Adapting the 2016 young adult novel by Aaron Starmer, Duffield crafts a whip-smart, totally enchanting (and timely) love story that soars on fizzy, naturalistic performances by Langford and Plummer. To combat the random spontaneous combustion of America's future, the entire senior class is abducted by government scientists – like E.T. – to live in a plastic bubble. It's here that the film begins to take on another layer of meaning. Whether it's as a metaphor for teen suicide, gun violence, the COVID-19 pandemic, or just your everyday unpredictable aneurysm, there's an urgency to this story. Spontaneous is a celebration of youth that captures the inherent optimism and the fear of uncertainty that comes with growing up in a mad world where you have to live for today because there's no guarantee of tomorrow. Funny, sweet, and insanely gory, Brian Duffield's endearing directorial debut is my favorite movie of the year.
Honorable Mentions (#11-25): Soul, Palm Springs, Da 5 Bloods, Mank, Sound of Metal, Crip Camp, Bill & Ted Face the Music, One Night in Miami, I'm Thinking of Ending Things, The Midnight Sky, Ma Rainey's Black Bottom, Birds of Prey, Wolfwalkers, Dick Johnson is Dead, Pick It Up! Ska in the '90s.
My Top 25 Horror Movies of 2020: The Invisible Man, Possessor, Color Out of Space, After Midnight, Uncle Peckerhead, Anything for Jackson, Gretel & Hansel, His House, Get Duked!, La Llorona, Freaky, VFW, Sputnik, Impetigore, The Dark and the Wicked, Extra Ordinary, The Mortuary Collection, Hunter Hunter, Scare Me, Host, The Platform, The Lodge, Relic, Come to Daddy, The Pale Door.
Recommended Streaming Series: The Mandalorian, The Haunting of Bly Manor, Ted Lasso, What We Do in the Shadows, The Outsider, Star Wars: The Clone Wars, I'll Be Gone in the Dark, The Chef Show, Heaven's Gate: The Cult of Cults, The Ripper.

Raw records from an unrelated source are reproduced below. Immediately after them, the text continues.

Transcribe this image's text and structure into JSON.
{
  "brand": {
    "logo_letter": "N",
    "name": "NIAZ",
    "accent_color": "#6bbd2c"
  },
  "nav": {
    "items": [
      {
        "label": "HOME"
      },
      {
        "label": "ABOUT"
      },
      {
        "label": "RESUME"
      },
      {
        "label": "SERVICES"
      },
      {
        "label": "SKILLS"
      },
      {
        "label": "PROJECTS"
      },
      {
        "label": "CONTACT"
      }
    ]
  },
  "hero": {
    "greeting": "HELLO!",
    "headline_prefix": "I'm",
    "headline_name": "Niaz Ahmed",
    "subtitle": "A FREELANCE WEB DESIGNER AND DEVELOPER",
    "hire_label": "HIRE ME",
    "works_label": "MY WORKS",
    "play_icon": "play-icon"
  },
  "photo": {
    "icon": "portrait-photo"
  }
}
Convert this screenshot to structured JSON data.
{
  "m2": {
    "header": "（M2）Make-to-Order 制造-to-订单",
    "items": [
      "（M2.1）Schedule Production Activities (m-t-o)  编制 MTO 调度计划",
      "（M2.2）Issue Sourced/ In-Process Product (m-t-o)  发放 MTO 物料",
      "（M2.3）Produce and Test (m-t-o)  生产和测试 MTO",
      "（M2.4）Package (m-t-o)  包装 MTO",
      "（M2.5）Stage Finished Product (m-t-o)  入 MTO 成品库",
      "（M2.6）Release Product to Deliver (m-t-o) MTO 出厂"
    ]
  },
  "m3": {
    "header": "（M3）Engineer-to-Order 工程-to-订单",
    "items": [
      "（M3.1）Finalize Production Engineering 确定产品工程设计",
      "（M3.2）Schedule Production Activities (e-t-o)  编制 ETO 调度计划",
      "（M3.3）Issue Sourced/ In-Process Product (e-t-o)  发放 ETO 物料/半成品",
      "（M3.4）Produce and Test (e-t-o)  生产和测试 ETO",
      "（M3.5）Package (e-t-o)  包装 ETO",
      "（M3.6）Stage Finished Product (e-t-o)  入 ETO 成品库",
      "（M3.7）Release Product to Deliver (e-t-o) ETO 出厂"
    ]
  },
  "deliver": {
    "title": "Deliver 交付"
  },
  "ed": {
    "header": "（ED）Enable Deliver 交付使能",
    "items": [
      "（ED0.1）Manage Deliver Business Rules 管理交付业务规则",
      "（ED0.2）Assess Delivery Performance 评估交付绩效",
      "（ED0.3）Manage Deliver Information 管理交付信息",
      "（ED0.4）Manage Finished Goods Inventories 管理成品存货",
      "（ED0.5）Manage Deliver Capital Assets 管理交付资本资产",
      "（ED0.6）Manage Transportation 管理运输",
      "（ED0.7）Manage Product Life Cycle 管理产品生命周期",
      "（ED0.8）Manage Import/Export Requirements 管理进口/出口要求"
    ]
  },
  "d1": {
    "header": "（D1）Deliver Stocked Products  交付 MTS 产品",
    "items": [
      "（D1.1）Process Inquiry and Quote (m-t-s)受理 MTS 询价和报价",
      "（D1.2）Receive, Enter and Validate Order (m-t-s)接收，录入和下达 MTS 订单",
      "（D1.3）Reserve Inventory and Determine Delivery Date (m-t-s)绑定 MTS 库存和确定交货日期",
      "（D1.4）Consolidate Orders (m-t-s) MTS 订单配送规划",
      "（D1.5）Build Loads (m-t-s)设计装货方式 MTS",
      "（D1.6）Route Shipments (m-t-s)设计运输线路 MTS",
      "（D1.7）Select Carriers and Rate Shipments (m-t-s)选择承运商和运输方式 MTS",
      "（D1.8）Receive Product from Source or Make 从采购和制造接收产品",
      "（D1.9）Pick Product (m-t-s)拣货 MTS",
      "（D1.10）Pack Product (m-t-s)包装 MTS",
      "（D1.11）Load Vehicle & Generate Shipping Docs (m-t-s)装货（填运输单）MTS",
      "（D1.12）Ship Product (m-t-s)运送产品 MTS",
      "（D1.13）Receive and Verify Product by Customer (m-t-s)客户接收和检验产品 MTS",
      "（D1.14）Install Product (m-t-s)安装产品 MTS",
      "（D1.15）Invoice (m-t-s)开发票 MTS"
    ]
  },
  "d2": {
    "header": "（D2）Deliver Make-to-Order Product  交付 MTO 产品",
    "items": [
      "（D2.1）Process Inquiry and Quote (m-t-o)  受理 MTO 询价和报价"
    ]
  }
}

What do you think of Adam's Top 10 films of 2020? Do you agree or disagree with his picks?